RECORDS SUPPLIED ▸
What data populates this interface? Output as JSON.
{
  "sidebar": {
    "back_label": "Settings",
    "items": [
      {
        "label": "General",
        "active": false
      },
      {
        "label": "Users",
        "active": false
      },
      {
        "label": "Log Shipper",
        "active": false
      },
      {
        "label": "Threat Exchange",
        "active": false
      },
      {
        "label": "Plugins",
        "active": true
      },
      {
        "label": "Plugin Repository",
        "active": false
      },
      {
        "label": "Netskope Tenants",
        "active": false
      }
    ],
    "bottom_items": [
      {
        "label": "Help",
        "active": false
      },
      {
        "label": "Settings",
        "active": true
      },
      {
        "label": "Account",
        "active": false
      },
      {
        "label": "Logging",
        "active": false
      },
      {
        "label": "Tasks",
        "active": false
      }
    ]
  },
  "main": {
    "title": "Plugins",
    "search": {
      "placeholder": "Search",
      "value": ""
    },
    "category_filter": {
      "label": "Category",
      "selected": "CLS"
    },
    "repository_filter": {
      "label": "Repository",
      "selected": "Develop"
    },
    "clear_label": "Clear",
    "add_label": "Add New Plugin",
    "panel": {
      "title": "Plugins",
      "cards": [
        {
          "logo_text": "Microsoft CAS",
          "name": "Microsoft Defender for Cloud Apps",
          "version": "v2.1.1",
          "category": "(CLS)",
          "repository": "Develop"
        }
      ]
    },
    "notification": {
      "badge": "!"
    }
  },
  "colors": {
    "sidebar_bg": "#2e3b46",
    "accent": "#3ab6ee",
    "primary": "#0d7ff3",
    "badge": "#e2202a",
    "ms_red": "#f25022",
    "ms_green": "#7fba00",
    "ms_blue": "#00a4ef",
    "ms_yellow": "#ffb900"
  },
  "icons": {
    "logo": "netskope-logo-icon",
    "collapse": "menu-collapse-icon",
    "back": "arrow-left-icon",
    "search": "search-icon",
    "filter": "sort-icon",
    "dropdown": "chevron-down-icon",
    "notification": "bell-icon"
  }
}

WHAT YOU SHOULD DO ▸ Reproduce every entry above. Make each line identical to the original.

WRITTEN REPLY ▸
What data populates this interface? Output as JSON.
{
  "sidebar": {
    "back_label": "Settings",
    "items": [
      {
        "label": "General",
        "active": false
      },
      {
        "label": "Users",
        "active": false
      },
      {
        "label": "Log Shipper",
        "active": false
      },
      {
        "label": "Threat Exchange",
        "active": false
      },
      {
        "label": "Plugins",
        "active": true
      },
      {
        "label": "Plugin Repository",
        "active": false
      },
      {
        "label": "Netskope Tenants",
        "active": false
      }
    ],
    "bottom_items": [
      {
        "label": "Help",
        "active": false
      },
      {
        "label": "Settings",
        "active": true
      },
      {
        "label": "Account",
        "active": false
      },
      {
        "label": "Logging",
        "active": false
      },
      {
        "label": "Tasks",
        "active": false
      }
    ]
  },
  "main": {
    "title": "Plugins",
    "search": {
      "placeholder": "Search",
      "value": ""
    },
    "category_filter": {
      "label": "Category",
      "selected": "CLS"
    },
    "repository_filter": {
      "label": "Repository",
      "selected": "Develop"
    },
    "clear_label": "Clear",
    "add_label": "Add New Plugin",
    "panel": {
      "title": "Plugins",
      "cards": [
        {
          "logo_text": "Microsoft CAS",
          "name": "Microsoft Defender for Cloud Apps",
          "version": "v2.1.1",
          "category": "(CLS)",
          "repository": "Develop"
        }
      ]
    },
    "notification": {
      "badge": "!"
    }
  },
  "colors": {
    "sidebar_bg": "#2e3b46",
    "accent": "#3ab6ee",
    "primary": "#0d7ff3",
    "badge": "#e2202a",
    "ms_red": "#f25022",
    "ms_green": "#7fba00",
    "ms_blue": "#00a4ef",
    "ms_yellow": "#ffb900"
  },
  "icons": {
    "logo": "netskope-logo-icon",
    "collapse": "menu-collapse-icon",
    "back": "arrow-left-icon",
    "search": "search-icon",
    "filter": "sort-icon",
    "dropdown": "chevron-down-icon",
    "notification": "bell-icon"
  }
}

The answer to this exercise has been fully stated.